(a) A person commits the crime of criminal contempt when he engages in any of the following conduct:
(1) disorderly, contemptuous, or insolent behavior committed during the sitting of a court, in its immediate view and presence, and directly tending to interrupt its proceedings or to impair the respect due to its authority;
(2) breach of the peace, noise, or other disturbance directly tending to interrupt a court's proceedings;
(3) intentional disobedience or resistance to the process, injunction, or other mandate of a court;
(4) contumacious refusal to be sworn as a witness in any court proceeding or, after being sworn, to answer any proper interrogatory;
(5) knowingly publishing a false or grossly inaccurate report of a court's proceedings;
(6) intentional refusal to serve as a juror;
(7) intentional and unexcused failure by a juror to attend a trial at which he has been chosen to serve as a juror; or
(8) intentional failure to appear personally on the required date, having been released from custody, with or without bail, by court order or by other lawful authority, upon condition that he will subsequently appear personally in connection with a criminal action or proceeding.
(b) Criminal contempt is a class A misdemeanor, except for violations of paragraph (a) (1). A violation of paragraph (a) (1) is a class B misdemeanor.History: 1979, PL 16-43 § 2.
Criminal contempt statute authorizing the executive to prosecute certain conduct as criminal contempt of court does not limit court's power to act on its own under general contempt statute. A.S.C.A. §§ 3.0203, 46.4617. American Samoa Government v. Godinet, 7 A.S.R.2d 127 (1988).

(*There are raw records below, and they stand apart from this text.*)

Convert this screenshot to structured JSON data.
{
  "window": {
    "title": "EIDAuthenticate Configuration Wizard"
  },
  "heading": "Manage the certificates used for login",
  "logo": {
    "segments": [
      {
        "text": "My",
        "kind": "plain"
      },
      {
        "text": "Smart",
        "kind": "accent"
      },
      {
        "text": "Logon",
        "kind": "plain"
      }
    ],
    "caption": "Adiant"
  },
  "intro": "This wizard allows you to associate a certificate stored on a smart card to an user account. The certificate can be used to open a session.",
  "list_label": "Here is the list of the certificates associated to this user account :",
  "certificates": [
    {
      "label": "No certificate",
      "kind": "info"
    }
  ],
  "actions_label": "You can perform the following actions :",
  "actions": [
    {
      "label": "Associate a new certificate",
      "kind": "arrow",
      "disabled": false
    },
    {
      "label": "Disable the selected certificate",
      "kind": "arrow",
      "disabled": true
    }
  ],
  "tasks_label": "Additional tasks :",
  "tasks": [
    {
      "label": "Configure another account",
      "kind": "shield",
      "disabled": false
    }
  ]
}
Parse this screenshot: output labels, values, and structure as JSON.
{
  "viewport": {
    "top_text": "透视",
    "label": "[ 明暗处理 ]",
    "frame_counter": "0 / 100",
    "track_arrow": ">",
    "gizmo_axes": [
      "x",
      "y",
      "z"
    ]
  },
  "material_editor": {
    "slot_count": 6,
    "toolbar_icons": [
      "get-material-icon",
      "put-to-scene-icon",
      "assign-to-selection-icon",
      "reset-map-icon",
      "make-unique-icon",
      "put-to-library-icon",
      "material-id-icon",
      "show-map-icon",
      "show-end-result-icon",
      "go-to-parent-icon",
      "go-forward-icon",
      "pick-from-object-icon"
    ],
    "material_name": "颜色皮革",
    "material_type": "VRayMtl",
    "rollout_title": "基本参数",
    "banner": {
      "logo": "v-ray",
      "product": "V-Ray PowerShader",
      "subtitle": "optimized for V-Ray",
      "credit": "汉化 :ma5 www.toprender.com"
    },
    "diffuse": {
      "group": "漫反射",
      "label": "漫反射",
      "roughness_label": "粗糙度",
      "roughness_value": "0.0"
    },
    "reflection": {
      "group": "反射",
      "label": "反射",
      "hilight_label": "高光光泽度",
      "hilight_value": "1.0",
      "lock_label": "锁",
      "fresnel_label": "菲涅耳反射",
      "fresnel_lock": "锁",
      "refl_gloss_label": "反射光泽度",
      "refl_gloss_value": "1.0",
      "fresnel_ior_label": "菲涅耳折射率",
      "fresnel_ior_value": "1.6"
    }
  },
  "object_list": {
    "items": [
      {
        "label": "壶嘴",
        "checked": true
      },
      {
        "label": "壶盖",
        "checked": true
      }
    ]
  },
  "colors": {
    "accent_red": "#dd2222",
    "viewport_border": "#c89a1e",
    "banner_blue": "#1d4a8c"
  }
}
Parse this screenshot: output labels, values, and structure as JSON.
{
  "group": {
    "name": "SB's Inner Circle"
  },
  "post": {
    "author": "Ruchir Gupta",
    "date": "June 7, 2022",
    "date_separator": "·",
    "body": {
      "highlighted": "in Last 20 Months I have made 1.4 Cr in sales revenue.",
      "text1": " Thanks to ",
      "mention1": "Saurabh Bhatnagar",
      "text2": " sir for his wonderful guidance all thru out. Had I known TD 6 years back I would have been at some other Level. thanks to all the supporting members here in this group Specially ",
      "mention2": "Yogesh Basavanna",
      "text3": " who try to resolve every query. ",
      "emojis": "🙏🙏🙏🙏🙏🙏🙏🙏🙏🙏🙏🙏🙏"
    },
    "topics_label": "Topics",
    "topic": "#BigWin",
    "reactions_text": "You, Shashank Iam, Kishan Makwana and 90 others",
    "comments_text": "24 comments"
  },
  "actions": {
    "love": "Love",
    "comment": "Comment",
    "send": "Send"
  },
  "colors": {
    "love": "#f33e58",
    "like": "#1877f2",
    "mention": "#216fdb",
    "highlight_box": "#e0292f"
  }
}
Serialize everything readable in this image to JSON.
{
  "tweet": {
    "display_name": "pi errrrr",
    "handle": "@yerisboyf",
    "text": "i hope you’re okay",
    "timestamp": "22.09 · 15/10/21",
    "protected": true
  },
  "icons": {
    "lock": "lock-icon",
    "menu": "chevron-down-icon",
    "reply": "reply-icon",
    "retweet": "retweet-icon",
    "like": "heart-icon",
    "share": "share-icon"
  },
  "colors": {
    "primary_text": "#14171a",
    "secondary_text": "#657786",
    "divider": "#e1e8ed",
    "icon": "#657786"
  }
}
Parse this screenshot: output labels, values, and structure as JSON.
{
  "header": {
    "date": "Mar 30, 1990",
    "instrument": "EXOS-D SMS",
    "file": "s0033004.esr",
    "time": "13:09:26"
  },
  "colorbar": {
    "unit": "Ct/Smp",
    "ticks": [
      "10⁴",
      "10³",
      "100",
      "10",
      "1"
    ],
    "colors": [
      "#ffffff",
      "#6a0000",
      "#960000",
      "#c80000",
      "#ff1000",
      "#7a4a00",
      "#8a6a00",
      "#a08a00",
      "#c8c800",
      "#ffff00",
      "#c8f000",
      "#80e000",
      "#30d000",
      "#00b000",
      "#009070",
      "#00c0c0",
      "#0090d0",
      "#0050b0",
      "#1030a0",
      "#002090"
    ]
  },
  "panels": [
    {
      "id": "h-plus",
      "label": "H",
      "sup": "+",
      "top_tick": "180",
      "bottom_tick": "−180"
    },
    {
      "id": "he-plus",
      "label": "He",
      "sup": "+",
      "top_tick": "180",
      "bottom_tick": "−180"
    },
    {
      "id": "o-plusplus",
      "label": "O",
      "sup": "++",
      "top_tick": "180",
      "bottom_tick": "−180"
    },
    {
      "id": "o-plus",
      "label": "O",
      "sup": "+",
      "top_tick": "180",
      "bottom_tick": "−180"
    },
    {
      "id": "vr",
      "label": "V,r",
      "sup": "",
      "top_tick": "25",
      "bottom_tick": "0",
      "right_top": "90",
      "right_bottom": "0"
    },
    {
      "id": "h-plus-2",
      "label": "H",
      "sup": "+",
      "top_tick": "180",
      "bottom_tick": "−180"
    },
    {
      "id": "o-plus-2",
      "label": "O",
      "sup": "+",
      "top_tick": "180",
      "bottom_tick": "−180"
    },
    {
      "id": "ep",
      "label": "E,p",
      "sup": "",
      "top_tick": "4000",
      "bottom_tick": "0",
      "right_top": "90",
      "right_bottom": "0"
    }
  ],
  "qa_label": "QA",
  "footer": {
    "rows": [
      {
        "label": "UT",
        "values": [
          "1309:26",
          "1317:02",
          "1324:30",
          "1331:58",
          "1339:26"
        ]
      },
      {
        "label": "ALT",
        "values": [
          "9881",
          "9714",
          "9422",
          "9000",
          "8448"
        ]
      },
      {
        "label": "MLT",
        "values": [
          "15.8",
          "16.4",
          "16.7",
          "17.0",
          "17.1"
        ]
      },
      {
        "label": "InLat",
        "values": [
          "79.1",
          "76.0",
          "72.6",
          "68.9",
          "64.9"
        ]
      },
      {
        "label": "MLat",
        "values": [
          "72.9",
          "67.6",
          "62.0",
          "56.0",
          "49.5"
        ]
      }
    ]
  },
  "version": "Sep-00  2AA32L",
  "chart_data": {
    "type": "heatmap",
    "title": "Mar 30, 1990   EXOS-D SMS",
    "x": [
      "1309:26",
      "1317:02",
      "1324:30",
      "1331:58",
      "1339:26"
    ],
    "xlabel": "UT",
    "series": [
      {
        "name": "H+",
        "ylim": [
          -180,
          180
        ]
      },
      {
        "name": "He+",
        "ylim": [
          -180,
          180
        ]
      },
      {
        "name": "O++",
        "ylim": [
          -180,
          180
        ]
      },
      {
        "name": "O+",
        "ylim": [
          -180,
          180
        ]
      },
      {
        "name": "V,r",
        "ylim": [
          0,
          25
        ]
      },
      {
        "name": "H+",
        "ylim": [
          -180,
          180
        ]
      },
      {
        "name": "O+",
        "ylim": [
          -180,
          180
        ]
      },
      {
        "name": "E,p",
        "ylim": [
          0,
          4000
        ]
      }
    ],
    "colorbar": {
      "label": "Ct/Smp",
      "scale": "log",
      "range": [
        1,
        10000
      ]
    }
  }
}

General contempt statute may give rise to criminal liability despite existence of separate statute making certain acts criminal offenses. A.S.C.A. §§ 3.0203, 46.4617. American Samoa Government v. Godinet, 7 A.S.R.2d 127 (1988).